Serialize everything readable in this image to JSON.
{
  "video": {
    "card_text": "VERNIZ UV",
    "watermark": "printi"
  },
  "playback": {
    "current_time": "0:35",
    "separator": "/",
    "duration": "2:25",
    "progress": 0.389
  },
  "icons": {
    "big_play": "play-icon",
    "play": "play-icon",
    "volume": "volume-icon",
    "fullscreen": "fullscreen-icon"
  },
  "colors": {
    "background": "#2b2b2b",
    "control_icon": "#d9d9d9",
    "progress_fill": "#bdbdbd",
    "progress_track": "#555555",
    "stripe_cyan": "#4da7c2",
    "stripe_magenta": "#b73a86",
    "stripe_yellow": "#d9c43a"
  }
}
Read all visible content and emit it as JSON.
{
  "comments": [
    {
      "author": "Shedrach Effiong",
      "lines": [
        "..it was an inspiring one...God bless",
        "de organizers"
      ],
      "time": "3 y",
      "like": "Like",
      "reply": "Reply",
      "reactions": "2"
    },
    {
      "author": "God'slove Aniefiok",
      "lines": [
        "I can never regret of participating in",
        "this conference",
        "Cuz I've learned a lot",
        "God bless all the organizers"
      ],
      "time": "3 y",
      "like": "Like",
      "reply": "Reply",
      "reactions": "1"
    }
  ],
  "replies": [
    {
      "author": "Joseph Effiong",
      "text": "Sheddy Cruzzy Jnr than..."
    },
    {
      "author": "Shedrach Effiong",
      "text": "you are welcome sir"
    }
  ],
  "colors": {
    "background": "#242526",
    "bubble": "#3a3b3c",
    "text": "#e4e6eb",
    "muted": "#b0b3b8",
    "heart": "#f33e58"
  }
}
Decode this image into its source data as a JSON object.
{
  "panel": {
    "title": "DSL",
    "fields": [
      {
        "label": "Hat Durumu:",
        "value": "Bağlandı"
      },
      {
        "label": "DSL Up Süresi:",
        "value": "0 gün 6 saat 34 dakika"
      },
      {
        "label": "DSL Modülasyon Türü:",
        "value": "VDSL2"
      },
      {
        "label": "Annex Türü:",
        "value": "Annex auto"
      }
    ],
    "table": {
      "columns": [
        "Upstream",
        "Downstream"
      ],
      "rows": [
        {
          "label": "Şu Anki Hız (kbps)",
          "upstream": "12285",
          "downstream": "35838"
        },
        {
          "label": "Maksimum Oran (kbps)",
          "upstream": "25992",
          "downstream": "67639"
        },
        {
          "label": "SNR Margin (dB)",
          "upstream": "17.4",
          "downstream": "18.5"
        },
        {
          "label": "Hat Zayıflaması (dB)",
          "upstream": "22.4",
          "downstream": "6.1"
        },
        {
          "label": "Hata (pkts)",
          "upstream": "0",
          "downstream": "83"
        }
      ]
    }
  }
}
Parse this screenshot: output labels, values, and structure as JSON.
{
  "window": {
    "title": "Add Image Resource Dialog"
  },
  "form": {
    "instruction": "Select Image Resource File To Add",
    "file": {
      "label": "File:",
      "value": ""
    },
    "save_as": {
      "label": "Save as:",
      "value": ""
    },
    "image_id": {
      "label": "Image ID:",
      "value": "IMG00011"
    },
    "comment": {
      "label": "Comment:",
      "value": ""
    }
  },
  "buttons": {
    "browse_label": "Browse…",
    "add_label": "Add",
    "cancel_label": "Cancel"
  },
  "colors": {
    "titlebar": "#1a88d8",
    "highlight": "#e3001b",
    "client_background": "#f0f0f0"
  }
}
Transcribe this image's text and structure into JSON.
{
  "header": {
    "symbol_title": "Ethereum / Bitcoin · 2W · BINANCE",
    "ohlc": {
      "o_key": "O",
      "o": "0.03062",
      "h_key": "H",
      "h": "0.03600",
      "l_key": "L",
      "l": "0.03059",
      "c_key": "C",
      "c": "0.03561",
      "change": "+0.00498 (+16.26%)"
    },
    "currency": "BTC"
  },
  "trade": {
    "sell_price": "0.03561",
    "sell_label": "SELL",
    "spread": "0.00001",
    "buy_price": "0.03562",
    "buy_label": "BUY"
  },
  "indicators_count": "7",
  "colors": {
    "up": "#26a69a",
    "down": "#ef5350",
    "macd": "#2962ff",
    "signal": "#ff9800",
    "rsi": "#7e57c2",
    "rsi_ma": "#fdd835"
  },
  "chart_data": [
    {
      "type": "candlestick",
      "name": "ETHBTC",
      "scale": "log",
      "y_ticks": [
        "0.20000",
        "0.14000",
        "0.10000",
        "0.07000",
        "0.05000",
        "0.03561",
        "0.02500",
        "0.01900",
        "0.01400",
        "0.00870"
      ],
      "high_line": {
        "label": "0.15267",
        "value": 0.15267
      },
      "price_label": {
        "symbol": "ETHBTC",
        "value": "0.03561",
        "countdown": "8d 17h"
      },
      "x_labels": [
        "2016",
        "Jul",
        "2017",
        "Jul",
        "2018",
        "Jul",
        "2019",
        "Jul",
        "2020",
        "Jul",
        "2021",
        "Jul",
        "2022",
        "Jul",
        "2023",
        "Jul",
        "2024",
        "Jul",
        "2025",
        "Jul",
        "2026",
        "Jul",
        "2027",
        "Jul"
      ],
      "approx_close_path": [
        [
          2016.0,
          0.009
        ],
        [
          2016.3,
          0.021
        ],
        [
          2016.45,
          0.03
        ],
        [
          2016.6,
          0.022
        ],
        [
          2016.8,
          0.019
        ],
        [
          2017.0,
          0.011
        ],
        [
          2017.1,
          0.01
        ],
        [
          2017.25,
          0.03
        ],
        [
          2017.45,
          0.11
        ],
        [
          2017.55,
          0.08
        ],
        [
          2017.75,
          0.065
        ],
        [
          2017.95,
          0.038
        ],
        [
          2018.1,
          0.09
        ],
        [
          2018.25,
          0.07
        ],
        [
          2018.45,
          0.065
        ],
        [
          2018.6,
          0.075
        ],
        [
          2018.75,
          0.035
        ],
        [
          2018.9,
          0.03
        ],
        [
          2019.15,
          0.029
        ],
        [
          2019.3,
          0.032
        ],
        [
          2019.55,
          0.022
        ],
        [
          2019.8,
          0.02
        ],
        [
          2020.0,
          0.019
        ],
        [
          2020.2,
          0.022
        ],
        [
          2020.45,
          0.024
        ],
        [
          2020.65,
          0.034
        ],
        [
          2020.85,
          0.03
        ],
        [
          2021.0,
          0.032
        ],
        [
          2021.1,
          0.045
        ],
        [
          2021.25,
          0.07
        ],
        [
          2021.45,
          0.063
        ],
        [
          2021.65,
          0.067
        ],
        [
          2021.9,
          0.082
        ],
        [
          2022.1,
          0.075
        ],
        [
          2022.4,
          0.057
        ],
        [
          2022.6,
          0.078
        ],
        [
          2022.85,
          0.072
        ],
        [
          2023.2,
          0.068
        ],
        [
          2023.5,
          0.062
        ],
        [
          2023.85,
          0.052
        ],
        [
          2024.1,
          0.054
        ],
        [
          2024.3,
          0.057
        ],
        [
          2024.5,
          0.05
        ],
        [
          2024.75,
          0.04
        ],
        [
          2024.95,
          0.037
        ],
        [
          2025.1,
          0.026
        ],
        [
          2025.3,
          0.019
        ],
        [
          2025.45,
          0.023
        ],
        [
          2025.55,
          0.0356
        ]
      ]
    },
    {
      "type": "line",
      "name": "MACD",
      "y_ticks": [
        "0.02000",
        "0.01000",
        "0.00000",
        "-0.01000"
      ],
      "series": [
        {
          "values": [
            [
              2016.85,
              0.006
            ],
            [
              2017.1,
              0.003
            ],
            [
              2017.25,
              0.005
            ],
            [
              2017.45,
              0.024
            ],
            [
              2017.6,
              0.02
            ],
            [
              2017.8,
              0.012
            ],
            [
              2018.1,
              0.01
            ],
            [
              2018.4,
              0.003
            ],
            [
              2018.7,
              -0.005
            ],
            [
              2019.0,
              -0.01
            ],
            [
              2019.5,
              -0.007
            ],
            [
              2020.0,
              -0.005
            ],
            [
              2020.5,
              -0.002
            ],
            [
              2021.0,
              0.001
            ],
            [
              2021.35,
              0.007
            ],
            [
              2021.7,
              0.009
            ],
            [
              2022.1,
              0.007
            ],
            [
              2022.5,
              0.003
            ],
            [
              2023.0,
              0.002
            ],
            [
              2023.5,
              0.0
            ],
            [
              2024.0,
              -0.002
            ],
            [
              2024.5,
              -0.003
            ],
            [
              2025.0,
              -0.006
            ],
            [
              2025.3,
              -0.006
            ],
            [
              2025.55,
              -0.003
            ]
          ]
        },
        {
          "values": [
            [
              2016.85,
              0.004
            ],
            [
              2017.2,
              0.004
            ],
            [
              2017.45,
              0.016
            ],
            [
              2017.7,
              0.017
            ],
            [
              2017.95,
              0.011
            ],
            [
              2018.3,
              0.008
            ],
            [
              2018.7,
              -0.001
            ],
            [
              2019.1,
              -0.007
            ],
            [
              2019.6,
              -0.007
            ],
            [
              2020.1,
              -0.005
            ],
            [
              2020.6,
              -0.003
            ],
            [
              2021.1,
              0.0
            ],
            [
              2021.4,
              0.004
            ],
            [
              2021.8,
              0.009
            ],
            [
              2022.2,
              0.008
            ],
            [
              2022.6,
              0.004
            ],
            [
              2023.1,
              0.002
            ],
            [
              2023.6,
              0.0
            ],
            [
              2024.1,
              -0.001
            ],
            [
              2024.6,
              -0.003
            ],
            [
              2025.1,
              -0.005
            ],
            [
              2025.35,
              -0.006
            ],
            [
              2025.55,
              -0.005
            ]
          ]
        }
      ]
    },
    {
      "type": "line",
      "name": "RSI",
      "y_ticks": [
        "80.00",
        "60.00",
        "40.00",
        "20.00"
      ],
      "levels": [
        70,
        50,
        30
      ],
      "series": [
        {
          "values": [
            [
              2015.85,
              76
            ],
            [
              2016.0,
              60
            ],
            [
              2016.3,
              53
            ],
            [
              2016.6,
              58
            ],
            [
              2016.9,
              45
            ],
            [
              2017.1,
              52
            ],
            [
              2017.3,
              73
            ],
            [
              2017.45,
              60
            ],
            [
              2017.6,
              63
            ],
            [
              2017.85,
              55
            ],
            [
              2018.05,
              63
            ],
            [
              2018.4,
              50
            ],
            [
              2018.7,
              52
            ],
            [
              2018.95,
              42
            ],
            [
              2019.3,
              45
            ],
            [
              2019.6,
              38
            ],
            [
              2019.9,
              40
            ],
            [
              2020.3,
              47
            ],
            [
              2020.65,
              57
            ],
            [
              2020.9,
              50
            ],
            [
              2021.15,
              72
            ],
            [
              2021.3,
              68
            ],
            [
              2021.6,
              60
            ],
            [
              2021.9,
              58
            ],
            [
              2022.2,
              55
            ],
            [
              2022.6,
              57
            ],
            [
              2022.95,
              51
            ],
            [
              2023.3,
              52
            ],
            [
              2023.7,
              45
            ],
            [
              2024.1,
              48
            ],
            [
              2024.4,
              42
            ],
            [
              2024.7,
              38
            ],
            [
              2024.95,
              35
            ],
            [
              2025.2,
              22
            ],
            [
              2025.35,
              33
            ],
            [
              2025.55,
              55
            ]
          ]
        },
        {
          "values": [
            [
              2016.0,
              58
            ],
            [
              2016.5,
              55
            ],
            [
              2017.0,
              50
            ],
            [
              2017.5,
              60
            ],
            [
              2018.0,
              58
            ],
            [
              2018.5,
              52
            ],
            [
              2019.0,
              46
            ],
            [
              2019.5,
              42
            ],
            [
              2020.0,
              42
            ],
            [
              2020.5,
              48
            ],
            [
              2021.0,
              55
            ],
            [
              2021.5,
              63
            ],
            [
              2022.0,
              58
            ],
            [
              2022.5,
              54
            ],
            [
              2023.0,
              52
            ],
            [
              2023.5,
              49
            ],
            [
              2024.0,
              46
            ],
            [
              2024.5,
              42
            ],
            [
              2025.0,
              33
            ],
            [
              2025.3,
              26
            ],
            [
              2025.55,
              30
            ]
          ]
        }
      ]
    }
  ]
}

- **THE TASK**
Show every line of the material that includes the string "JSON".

- **ANSWER BOX**
Serialize everything readable in this image to JSON.
Read all visible content and emit it as JSON.
Decode this image into its source data as a JSON object.
Parse this screenshot: output labels, values, and structure as JSON.
Transcribe this image's text and structure into JSON.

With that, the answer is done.